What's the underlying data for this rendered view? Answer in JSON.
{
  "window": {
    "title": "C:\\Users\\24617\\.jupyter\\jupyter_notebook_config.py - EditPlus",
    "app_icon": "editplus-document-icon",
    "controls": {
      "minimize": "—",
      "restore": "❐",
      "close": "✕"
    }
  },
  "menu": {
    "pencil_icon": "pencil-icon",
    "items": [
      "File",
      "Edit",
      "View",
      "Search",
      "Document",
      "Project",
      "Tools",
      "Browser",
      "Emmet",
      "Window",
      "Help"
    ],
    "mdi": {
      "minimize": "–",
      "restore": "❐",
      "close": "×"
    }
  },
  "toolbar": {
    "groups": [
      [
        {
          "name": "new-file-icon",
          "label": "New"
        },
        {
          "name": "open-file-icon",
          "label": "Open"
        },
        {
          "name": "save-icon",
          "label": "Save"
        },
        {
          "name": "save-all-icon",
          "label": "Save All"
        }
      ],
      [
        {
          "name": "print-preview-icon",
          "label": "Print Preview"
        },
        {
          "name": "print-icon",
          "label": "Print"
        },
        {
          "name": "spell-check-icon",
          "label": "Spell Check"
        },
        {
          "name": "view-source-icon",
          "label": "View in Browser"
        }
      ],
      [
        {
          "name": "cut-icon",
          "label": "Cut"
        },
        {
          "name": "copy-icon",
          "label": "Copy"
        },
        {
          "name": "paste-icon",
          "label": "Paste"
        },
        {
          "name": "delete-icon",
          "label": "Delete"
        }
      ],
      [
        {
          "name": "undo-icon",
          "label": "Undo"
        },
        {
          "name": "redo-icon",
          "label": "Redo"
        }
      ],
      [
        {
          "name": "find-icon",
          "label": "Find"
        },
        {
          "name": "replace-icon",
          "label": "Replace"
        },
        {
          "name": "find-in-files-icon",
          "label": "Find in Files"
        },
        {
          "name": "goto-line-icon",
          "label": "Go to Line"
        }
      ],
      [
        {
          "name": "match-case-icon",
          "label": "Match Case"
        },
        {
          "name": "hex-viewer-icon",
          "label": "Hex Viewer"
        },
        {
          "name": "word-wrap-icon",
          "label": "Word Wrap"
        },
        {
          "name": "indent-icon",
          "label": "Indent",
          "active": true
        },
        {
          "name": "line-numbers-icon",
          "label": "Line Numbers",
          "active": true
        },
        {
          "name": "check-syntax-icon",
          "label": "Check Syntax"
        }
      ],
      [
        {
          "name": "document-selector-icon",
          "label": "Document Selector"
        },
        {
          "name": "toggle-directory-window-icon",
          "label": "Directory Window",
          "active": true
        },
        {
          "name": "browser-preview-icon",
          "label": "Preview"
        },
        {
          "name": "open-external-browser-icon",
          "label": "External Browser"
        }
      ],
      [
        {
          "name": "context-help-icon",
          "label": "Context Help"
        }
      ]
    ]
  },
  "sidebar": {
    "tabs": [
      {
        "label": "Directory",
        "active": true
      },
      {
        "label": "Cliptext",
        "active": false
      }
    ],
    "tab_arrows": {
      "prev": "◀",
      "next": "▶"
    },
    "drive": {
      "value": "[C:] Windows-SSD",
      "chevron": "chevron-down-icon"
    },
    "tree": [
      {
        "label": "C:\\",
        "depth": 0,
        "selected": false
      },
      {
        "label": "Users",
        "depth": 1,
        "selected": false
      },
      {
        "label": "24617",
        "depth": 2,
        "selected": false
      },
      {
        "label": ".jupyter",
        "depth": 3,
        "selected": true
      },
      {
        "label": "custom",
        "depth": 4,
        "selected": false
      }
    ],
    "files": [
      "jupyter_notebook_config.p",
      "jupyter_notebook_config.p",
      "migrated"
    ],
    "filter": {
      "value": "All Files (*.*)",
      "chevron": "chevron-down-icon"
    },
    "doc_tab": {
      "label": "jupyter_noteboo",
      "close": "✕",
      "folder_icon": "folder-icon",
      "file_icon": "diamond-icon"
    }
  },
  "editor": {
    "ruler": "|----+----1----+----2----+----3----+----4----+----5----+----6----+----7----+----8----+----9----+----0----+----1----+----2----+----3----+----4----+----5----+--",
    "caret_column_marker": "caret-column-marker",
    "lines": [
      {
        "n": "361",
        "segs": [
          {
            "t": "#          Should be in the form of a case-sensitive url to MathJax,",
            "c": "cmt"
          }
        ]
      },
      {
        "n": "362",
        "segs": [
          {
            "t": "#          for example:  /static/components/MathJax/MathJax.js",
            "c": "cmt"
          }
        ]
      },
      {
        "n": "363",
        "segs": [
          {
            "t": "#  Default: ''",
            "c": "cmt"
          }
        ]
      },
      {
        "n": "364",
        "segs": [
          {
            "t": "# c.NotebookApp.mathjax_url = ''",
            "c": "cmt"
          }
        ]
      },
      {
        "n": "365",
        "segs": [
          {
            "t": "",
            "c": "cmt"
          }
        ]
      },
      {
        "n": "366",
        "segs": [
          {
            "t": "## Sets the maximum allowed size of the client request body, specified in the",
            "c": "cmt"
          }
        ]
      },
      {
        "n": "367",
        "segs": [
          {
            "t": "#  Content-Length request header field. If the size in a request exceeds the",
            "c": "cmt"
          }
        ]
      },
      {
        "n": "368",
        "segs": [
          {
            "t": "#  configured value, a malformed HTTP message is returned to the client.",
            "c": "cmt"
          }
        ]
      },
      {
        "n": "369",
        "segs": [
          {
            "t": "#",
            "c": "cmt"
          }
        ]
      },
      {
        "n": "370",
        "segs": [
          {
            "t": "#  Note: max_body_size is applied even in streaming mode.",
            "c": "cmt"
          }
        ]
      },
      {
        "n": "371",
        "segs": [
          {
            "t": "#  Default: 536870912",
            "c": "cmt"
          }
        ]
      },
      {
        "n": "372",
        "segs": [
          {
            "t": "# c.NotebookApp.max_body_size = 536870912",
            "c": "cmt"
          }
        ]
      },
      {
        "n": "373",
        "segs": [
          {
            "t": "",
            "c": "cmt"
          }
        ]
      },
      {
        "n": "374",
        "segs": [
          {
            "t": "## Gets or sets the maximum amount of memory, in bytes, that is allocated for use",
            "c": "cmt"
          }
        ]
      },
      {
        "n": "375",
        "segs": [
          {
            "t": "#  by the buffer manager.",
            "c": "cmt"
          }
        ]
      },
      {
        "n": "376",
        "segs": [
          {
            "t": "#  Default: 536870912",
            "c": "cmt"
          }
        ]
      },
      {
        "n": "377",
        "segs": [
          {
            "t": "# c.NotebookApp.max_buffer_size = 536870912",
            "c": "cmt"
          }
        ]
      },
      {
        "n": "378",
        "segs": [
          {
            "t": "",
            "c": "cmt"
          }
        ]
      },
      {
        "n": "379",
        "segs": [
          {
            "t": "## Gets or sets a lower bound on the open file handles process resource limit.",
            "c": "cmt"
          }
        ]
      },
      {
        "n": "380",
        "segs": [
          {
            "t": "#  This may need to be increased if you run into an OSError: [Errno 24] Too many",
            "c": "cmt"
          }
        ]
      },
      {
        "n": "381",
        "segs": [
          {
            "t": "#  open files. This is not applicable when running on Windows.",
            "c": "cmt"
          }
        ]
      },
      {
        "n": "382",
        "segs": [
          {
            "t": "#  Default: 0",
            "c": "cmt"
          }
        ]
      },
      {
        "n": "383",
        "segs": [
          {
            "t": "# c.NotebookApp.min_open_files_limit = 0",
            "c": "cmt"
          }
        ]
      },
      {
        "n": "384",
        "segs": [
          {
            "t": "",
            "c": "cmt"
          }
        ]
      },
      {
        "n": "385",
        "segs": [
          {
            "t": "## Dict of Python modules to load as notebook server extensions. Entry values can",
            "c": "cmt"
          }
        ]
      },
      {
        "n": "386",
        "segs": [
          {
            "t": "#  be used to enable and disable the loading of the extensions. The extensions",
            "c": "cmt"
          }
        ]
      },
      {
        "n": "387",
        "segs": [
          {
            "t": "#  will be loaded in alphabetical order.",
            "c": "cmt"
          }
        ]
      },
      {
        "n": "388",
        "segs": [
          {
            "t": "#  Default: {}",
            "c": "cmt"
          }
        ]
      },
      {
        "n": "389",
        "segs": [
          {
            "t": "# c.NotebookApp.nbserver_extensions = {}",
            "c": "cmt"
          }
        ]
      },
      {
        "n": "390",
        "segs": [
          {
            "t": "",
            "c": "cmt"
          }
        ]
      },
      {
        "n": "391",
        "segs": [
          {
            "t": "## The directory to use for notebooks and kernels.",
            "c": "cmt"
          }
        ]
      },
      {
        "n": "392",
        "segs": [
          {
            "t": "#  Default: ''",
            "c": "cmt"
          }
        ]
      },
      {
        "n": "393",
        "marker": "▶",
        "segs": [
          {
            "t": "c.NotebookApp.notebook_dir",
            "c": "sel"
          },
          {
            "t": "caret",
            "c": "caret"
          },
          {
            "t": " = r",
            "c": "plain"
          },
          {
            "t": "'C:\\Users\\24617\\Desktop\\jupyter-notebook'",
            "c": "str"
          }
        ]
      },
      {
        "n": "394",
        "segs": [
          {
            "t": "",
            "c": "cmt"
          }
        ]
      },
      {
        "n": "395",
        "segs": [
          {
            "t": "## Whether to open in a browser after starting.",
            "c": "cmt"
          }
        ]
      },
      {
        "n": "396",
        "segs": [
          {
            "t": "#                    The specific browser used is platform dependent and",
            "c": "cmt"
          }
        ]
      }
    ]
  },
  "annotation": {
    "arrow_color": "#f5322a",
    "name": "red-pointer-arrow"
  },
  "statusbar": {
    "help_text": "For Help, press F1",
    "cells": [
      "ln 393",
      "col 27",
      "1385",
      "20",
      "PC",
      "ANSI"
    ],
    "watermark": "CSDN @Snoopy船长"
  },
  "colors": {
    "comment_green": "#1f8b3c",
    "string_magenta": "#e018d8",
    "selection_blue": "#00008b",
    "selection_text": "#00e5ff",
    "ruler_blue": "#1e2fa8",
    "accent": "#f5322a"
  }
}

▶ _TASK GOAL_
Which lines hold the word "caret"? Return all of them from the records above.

▶ _WRITTEN RESPONSE_
    "caret_column_marker": "caret-column-marker",
            "t": "caret",
            "c": "caret"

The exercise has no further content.